At One Green Generation, I have an advocate who has brought me far. That advocate just happens to be one of the top respected people on reddit.com. That means every time he or she posts a link from my site, it has the potential to go up the reddit ratings very quickly. On January 4, 2009, when many people were just starting to enact their “go green”new year’s resolutions, qgyh2 posted a link of mine, and my blog stats rose from 500 a day to nearly 3,000 in one day.
While most of those 2,500 new people did not stay and become regular readers or subscribers, a few did. And, because there were so many people coming to the site, one or two of those reddit users also had a StumbleUpon account, and happened to have a lot of clout there. The next day, reddit and StumbleUpon users together brought almost 5,000 people to the site. Then more people Stumbled the post over the coming weeks and months, and still today I have at least 150 readers each day coming to read that one post. And over those two days, my site surpassed its critical mass.

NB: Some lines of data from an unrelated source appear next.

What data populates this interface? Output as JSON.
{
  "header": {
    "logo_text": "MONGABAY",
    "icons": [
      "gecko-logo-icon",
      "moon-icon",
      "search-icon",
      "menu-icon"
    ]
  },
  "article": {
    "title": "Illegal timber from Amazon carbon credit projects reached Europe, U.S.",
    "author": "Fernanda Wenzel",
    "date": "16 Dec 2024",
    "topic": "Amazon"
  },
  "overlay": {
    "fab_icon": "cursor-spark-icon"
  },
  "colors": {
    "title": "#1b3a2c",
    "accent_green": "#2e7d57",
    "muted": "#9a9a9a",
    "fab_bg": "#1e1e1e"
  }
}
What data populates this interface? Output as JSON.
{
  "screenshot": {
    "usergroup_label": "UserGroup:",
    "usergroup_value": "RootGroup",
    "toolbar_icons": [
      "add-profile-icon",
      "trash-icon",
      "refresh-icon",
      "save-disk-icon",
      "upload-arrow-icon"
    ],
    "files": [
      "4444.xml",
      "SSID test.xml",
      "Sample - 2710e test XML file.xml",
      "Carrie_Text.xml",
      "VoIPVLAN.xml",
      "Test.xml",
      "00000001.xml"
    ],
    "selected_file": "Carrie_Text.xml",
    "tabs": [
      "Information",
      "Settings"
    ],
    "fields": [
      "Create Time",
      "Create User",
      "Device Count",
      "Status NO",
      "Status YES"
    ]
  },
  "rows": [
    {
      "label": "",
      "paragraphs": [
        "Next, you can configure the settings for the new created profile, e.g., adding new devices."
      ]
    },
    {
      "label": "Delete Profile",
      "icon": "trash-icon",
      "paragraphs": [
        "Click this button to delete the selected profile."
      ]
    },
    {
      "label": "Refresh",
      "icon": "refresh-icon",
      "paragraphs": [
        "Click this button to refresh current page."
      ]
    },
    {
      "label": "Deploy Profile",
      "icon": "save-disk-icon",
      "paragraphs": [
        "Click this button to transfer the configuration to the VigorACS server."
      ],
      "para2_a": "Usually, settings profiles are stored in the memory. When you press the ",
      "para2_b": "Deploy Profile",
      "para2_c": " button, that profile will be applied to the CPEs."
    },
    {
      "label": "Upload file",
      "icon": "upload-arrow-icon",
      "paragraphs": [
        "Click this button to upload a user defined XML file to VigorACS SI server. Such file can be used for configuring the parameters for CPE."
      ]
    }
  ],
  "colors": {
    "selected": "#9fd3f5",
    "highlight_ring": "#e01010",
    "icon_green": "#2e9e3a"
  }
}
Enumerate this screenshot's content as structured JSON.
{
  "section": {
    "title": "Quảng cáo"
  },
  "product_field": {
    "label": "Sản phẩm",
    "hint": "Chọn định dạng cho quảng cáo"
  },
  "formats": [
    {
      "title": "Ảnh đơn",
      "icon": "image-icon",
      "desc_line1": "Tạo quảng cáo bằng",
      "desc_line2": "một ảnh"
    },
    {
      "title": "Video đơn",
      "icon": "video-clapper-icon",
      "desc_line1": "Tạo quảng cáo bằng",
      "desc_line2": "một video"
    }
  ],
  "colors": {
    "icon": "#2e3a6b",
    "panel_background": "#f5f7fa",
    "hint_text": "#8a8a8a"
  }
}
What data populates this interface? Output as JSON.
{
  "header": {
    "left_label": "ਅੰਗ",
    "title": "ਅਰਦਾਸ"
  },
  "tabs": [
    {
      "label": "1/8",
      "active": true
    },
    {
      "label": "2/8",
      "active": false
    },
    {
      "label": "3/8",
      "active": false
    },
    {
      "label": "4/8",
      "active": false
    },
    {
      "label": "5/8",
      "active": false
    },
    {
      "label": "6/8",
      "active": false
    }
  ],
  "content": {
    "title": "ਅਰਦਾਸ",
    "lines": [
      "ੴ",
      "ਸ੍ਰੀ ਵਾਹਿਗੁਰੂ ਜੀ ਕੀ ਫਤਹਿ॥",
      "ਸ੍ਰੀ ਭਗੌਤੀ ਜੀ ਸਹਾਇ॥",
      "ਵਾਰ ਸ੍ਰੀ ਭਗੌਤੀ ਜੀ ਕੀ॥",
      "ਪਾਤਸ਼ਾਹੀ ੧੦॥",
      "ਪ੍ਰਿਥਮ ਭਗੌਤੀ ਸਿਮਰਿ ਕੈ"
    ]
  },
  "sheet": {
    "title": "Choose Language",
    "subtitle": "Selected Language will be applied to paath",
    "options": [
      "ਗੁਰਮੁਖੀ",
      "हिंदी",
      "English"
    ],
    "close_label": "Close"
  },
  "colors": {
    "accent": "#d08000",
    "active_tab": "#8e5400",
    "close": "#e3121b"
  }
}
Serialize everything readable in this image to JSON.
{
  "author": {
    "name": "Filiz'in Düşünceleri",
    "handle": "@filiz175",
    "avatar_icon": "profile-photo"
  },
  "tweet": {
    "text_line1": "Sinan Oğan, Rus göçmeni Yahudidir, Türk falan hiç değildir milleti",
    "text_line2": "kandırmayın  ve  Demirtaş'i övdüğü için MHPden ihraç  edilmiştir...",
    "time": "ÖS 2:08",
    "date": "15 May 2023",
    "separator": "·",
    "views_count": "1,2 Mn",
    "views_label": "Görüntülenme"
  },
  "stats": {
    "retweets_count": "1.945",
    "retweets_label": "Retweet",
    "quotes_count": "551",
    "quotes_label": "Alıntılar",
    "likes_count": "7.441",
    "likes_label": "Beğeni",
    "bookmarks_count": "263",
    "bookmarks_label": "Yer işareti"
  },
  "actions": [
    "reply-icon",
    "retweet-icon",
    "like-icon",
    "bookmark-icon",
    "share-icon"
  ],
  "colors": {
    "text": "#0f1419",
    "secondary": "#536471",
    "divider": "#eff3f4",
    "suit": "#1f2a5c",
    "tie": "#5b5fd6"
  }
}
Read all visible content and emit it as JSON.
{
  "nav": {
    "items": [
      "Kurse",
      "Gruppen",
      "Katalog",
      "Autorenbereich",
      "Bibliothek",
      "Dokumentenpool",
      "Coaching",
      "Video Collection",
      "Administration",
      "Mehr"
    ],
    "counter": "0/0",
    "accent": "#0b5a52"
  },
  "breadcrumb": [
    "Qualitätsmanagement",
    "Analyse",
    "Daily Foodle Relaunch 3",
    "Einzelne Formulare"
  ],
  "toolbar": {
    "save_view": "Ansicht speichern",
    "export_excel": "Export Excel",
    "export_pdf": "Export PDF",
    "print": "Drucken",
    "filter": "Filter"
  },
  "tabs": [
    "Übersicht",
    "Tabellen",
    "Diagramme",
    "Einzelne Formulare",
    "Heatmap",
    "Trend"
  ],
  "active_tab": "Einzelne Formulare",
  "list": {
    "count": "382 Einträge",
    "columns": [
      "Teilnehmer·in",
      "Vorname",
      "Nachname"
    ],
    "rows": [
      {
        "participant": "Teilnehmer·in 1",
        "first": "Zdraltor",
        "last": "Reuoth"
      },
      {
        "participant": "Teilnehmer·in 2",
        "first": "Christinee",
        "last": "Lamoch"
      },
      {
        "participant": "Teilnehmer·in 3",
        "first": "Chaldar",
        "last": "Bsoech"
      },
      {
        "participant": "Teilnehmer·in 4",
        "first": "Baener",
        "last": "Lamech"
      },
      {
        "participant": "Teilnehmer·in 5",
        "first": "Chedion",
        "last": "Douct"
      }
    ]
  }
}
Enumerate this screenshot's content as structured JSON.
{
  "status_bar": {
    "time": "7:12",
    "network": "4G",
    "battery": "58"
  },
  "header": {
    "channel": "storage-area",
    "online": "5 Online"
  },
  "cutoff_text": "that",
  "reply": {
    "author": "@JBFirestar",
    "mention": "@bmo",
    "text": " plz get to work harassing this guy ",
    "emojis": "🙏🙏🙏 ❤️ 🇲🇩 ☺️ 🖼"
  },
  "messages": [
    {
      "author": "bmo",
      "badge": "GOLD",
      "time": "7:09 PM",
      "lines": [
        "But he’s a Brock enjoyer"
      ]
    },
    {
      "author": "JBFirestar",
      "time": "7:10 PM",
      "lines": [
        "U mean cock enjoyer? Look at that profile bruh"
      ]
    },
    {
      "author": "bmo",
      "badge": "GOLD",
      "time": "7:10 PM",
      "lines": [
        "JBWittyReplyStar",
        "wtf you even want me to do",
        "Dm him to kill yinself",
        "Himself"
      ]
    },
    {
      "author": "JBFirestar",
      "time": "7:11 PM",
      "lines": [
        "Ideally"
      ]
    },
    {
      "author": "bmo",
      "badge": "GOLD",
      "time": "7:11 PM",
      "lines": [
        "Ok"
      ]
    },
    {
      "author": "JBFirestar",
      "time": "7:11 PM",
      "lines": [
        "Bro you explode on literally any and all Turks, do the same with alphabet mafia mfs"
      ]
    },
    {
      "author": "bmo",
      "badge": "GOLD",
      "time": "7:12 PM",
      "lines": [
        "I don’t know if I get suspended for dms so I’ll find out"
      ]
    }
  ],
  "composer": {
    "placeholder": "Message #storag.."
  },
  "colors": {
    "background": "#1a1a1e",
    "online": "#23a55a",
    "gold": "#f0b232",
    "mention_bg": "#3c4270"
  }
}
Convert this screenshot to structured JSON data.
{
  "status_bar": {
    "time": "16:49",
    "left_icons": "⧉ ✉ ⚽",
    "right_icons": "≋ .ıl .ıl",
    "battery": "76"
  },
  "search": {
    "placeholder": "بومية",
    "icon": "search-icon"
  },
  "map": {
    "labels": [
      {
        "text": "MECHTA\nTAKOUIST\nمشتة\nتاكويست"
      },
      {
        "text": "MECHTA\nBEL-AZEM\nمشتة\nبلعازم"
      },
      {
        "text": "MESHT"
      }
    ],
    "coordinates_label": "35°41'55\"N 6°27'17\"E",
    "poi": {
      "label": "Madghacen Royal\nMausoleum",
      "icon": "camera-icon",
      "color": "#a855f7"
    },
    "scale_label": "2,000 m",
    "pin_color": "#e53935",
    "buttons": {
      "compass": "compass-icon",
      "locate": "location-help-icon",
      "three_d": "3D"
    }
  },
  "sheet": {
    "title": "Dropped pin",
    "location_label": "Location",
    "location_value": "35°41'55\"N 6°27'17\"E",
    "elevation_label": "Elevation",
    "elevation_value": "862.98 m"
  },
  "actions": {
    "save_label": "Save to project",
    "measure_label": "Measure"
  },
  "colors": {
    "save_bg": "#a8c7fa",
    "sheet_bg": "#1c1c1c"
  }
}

Now don’t get me wrong, you can’t have a site full of crappy posts with one good one. Yes, people will come and read that good one, but they won’t stick around. Overall quality needs to be paramount. It is important to occasionally spend quite a bit longer to write a well-researched, well-laid out article that people will pass on to their friends. These longer, deeper articles are ALWAYS the ones that end up Stumbled, reddited, and bringing in hits long after I’ve posted the article.
But note that these posts will generate high traffic only if they come at the right time, and when you’ve already hit critical mass. Typical articles that work well in this category are:
- How-To or Top Ten articles.
- Articles that get to the heart of whatever field your blog plays within.
- Articles that list a lot of other bloggers and essentially bolster their egos. Magazine and newspaper blogs do this often: The Top 100 Bloggers of the Year, for example.
It’s rarely predictable when critical mass will happen, and when a post will go “viral.” Don’t get disappointed if you spend 24 hours creating the best article you’ve ever written, and it doesn’t get any play at all. Try again!
“Viral” tends to happen on some days more than others. Watch your site stats. Watch your comments. When is there the most activity on your site? What time of day do your readers most like to read your posts? Answer these questions, and then make sure your most important articles are posted during the peak times.
If your site is virtually dead on a Sunday, don’t post the article on Sunday. If it peaks on Wednesday afternoon (many sites do), post on Wednesday morning so it’s there and waiting.
4. Make Sure People Can Find You
The intricacies of SEO are for another post, but I encourage you to not take SEO lightly. Some of my most loyal readers came to my blog via a recipe they found on Google, or a solution for how to get rid of ants sustainably on Yahoo.
Also pay attention to tags, categories, titles of your posts, the quality (and readability) of your content, the ability for people to quickly submit your posts to their favorite social media sites, and so on. It’s all important.
5. Follow Your Own Path
I want to conclude by recognizing the incredible human-ness of the internet and every social media site. The internet is people, through and through. People are not always predictable. And people are not always good predictors.
So write good articles and posts that follow best practices, write them frequently, tell your friends and acquaintances about them, and have the infrastructure in place that allows for good strong engagement.
If you do all of those things well, and have a little patience, you’ll probably do just fine!